**WHAT TO PRODUCE**:
Determine which lines of the records include the word "percent", and copy them.

**SUPPLIED MATERIAL**:

- Opening Delimiter -

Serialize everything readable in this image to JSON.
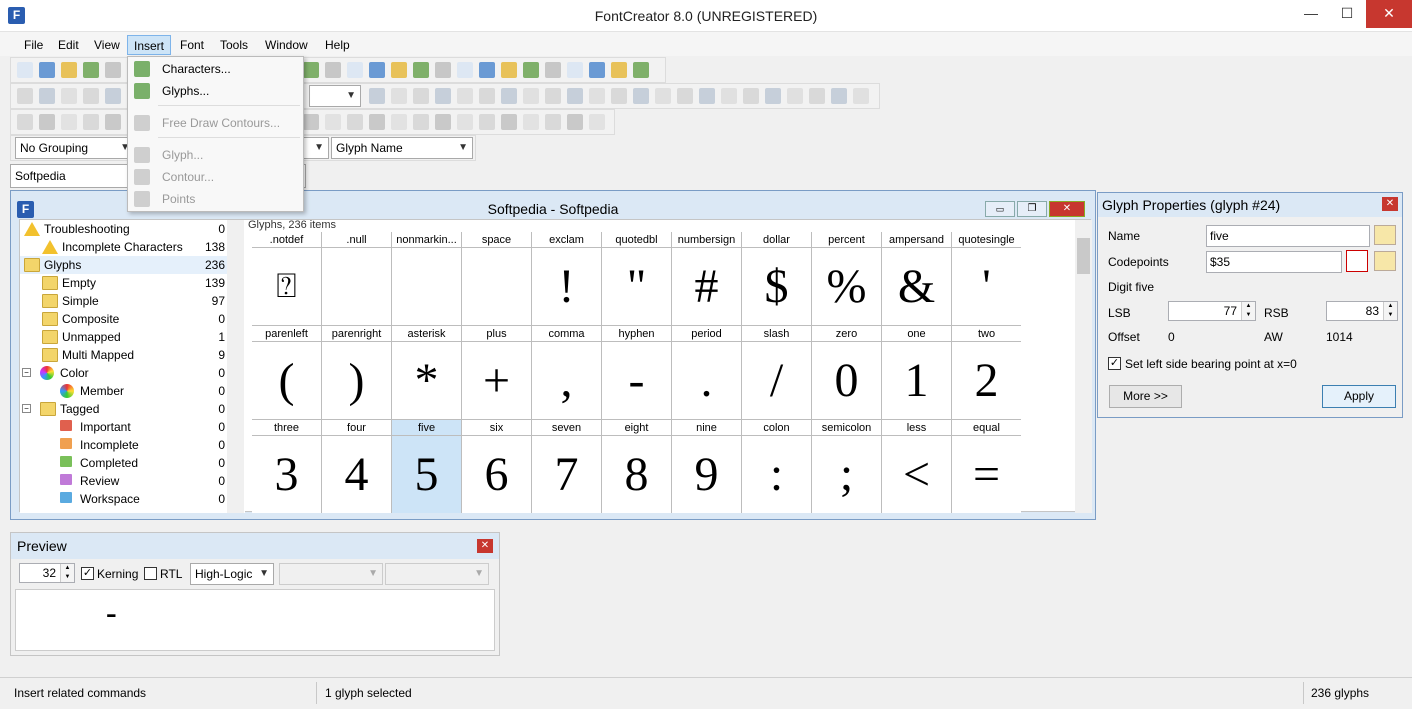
{
  "window": {
    "title": "FontCreator 8.0 (UNREGISTERED)",
    "app_icon": "F",
    "minimize": "—",
    "maximize": "☐",
    "close": "✕"
  },
  "menubar": [
    "File",
    "Edit",
    "View",
    "Insert",
    "Font",
    "Tools",
    "Window",
    "Help"
  ],
  "insert_menu": {
    "items": [
      {
        "label": "Characters...",
        "icon": "characters-icon",
        "enabled": true
      },
      {
        "label": "Glyphs...",
        "icon": "glyphs-icon",
        "enabled": true
      },
      {
        "label": "Free Draw Contours...",
        "icon": "free-draw-icon",
        "enabled": false
      },
      {
        "label": "Glyph...",
        "icon": "glyph-icon",
        "enabled": false
      },
      {
        "label": "Contour...",
        "icon": "contour-icon",
        "enabled": false
      },
      {
        "label": "Points",
        "icon": "points-icon",
        "enabled": false
      }
    ]
  },
  "toolbar": {
    "grouping": "No Grouping",
    "sort": "Glyph Name",
    "font_name": "Softpedia"
  },
  "document": {
    "title": "Softpedia - Softpedia",
    "grid_caption": "Glyphs, 236 items",
    "minimize": "▭",
    "restore": "❐",
    "close": "✕"
  },
  "tree": [
    {
      "label": "Troubleshooting",
      "count": "0",
      "icon": "warning-icon",
      "indent": 0,
      "expander": ""
    },
    {
      "label": "Incomplete Characters",
      "count": "138",
      "icon": "warning-icon",
      "indent": 1,
      "expander": ""
    },
    {
      "label": "Glyphs",
      "count": "236",
      "icon": "folder-icon",
      "indent": 0,
      "expander": "",
      "selected": true
    },
    {
      "label": "Empty",
      "count": "139",
      "icon": "folder-icon",
      "indent": 1,
      "expander": ""
    },
    {
      "label": "Simple",
      "count": "97",
      "icon": "folder-icon",
      "indent": 1,
      "expander": ""
    },
    {
      "label": "Composite",
      "count": "0",
      "icon": "folder-icon",
      "indent": 1,
      "expander": ""
    },
    {
      "label": "Unmapped",
      "count": "1",
      "icon": "folder-icon",
      "indent": 1,
      "expander": ""
    },
    {
      "label": "Multi Mapped",
      "count": "9",
      "icon": "folder-icon",
      "indent": 1,
      "expander": ""
    },
    {
      "label": "Color",
      "count": "0",
      "icon": "color-wheel-icon",
      "indent": 0,
      "expander": "−"
    },
    {
      "label": "Member",
      "count": "0",
      "icon": "color-member-icon",
      "indent": 2,
      "expander": ""
    },
    {
      "label": "Tagged",
      "count": "0",
      "icon": "folder-icon",
      "indent": 0,
      "expander": "−"
    },
    {
      "label": "Important",
      "count": "0",
      "icon": "flag-red-icon",
      "indent": 2,
      "expander": ""
    },
    {
      "label": "Incomplete",
      "count": "0",
      "icon": "flag-orange-icon",
      "indent": 2,
      "expander": ""
    },
    {
      "label": "Completed",
      "count": "0",
      "icon": "flag-green-icon",
      "indent": 2,
      "expander": ""
    },
    {
      "label": "Review",
      "count": "0",
      "icon": "flag-purple-icon",
      "indent": 2,
      "expander": ""
    },
    {
      "label": "Workspace",
      "count": "0",
      "icon": "flag-blue-icon",
      "indent": 2,
      "expander": ""
    }
  ],
  "glyphs": [
    [
      {
        "name": ".notdef",
        "glyph": "⍰"
      },
      {
        "name": ".null",
        "glyph": ""
      },
      {
        "name": "nonmarkin...",
        "glyph": ""
      },
      {
        "name": "space",
        "glyph": ""
      },
      {
        "name": "exclam",
        "glyph": "!"
      },
      {
        "name": "quotedbl",
        "glyph": "\""
      },
      {
        "name": "numbersign",
        "glyph": "#"
      },
      {
        "name": "dollar",
        "glyph": "$"
      },
      {
        "name": "percent",
        "glyph": "%"
      },
      {
        "name": "ampersand",
        "glyph": "&"
      },
      {
        "name": "quotesingle",
        "glyph": "'"
      }
    ],
    [
      {
        "name": "parenleft",
        "glyph": "("
      },
      {
        "name": "parenright",
        "glyph": ")"
      },
      {
        "name": "asterisk",
        "glyph": "*"
      },
      {
        "name": "plus",
        "glyph": "+"
      },
      {
        "name": "comma",
        "glyph": ","
      },
      {
        "name": "hyphen",
        "glyph": "-"
      },
      {
        "name": "period",
        "glyph": "."
      },
      {
        "name": "slash",
        "glyph": "/"
      },
      {
        "name": "zero",
        "glyph": "0"
      },
      {
        "name": "one",
        "glyph": "1"
      },
      {
        "name": "two",
        "glyph": "2"
      }
    ],
    [
      {
        "name": "three",
        "glyph": "3"
      },
      {
        "name": "four",
        "glyph": "4"
      },
      {
        "name": "five",
        "glyph": "5",
        "selected": true
      },
      {
        "name": "six",
        "glyph": "6"
      },
      {
        "name": "seven",
        "glyph": "7"
      },
      {
        "name": "eight",
        "glyph": "8"
      },
      {
        "name": "nine",
        "glyph": "9"
      },
      {
        "name": "colon",
        "glyph": ":"
      },
      {
        "name": "semicolon",
        "glyph": ";"
      },
      {
        "name": "less",
        "glyph": "<"
      },
      {
        "name": "equal",
        "glyph": "="
      }
    ]
  ],
  "properties": {
    "title": "Glyph Properties (glyph #24)",
    "name_label": "Name",
    "name_value": "five",
    "codepoints_label": "Codepoints",
    "codepoints_value": "$35",
    "description": "Digit five",
    "lsb_label": "LSB",
    "lsb_value": "77",
    "rsb_label": "RSB",
    "rsb_value": "83",
    "offset_label": "Offset",
    "offset_value": "0",
    "aw_label": "AW",
    "aw_value": "1014",
    "checkbox_label": "Set left side bearing point at x=0",
    "more_button": "More >>",
    "apply_button": "Apply"
  },
  "preview": {
    "title": "Preview",
    "size": "32",
    "kerning_label": "Kerning",
    "rtl_label": "RTL",
    "renderer": "High-Logic",
    "sample": "-"
  },
  "status": {
    "hint": "Insert related commands",
    "selection": "1 glyph selected",
    "count": "236 glyphs"
  },
  "colors": {
    "accent": "#cde4f7",
    "title_bg": "#dbe8f5",
    "close_red": "#c7372f"
  }
}
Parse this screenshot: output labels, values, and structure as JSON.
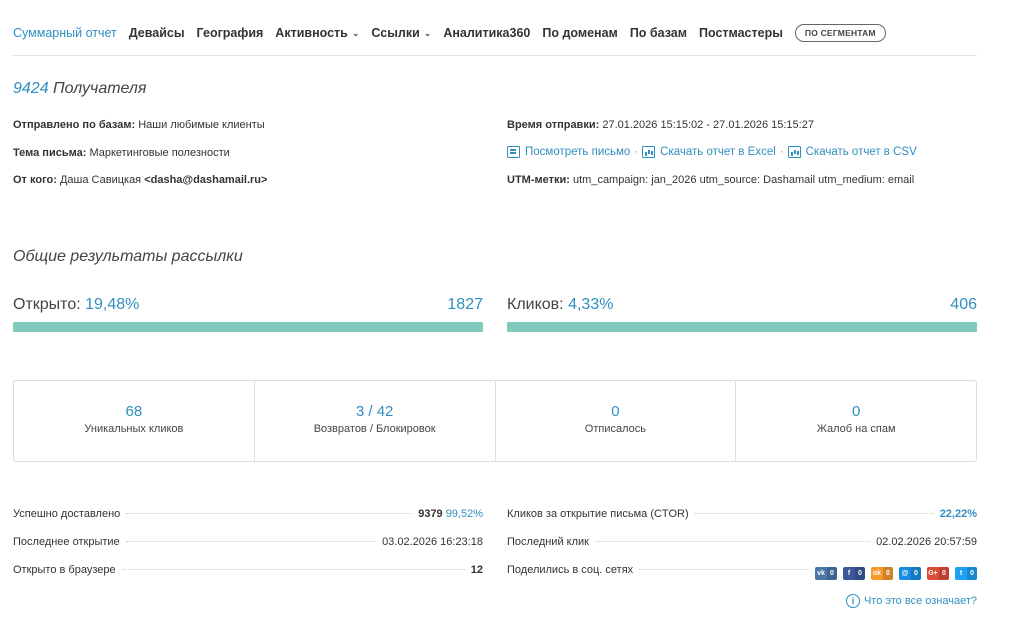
{
  "nav": {
    "items": [
      {
        "label": "Суммарный отчет",
        "active": true
      },
      {
        "label": "Девайсы"
      },
      {
        "label": "География"
      },
      {
        "label": "Активность",
        "dropdown": true
      },
      {
        "label": "Ссылки",
        "dropdown": true
      },
      {
        "label": "Аналитика360"
      },
      {
        "label": "По доменам"
      },
      {
        "label": "По базам"
      },
      {
        "label": "Постмастеры"
      }
    ],
    "segment_button": "ПО СЕГМЕНТАМ"
  },
  "recipients": {
    "count": "9424",
    "label": "Получателя"
  },
  "info_left": [
    {
      "key": "Отправлено по базам:",
      "value": "Наши любимые клиенты"
    },
    {
      "key": "Тема письма:",
      "value": "Маркетинговые полезности"
    },
    {
      "key": "От кого:",
      "value": "Даша Савицкая",
      "email": "<dasha@dashamail.ru>"
    }
  ],
  "info_right": {
    "send_time_key": "Время отправки:",
    "send_time_value": "27.01.2026 15:15:02 - 27.01.2026 15:15:27",
    "view_letter": "Посмотреть письмо",
    "download_excel": "Скачать отчет в Excel",
    "download_csv": "Скачать отчет в CSV",
    "separator": "·",
    "utm_key": "UTM-метки:",
    "utm_value": "utm_campaign: jan_2026 utm_source: Dashamail utm_medium: email"
  },
  "section_title": "Общие результаты рассылки",
  "opened": {
    "label": "Открыто:",
    "percent": "19,48%",
    "count": "1827",
    "fill": 1.0
  },
  "clicks": {
    "label": "Кликов:",
    "percent": "4,33%",
    "count": "406",
    "fill": 1.0
  },
  "stats": [
    {
      "value": "68",
      "label": "Уникальных кликов"
    },
    {
      "value": "3 / 42",
      "label": "Возвратов / Блокировок"
    },
    {
      "value": "0",
      "label": "Отписалось"
    },
    {
      "value": "0",
      "label": "Жалоб на спам"
    }
  ],
  "details_left": [
    {
      "label": "Успешно доставлено",
      "value": "9379",
      "extra": "99,52%"
    },
    {
      "label": "Последнее открытие",
      "value": "03.02.2026 16:23:18"
    },
    {
      "label": "Открыто в браузере",
      "value": "12"
    }
  ],
  "details_right": [
    {
      "label": "Кликов за открытие письма (CTOR)",
      "value": "22,22%"
    },
    {
      "label": "Последний клик",
      "value": "02.02.2026 20:57:59"
    },
    {
      "label": "Поделились в соц. сетях"
    }
  ],
  "social": [
    {
      "icon": "vk-icon",
      "glyph": "vk",
      "count": "0",
      "color": "#4a76a8"
    },
    {
      "icon": "facebook-icon",
      "glyph": "f",
      "count": "0",
      "color": "#3b5998"
    },
    {
      "icon": "odnoklassniki-icon",
      "glyph": "ok",
      "count": "0",
      "color": "#f59a2b"
    },
    {
      "icon": "mailru-icon",
      "glyph": "@",
      "count": "0",
      "color": "#168de2"
    },
    {
      "icon": "googleplus-icon",
      "glyph": "G+",
      "count": "0",
      "color": "#dd4b39"
    },
    {
      "icon": "twitter-icon",
      "glyph": "t",
      "count": "0",
      "color": "#1da1f2"
    }
  ],
  "help": {
    "glyph": "i",
    "label": "Что это все означает?"
  },
  "colors": {
    "accent": "#2f8fbf",
    "bar": "#7fcabb"
  }
}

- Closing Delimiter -

**EXPECTED ANSWER**:
        "name": "percent",
    "percent": "19,48%",
    "percent": "4,33%",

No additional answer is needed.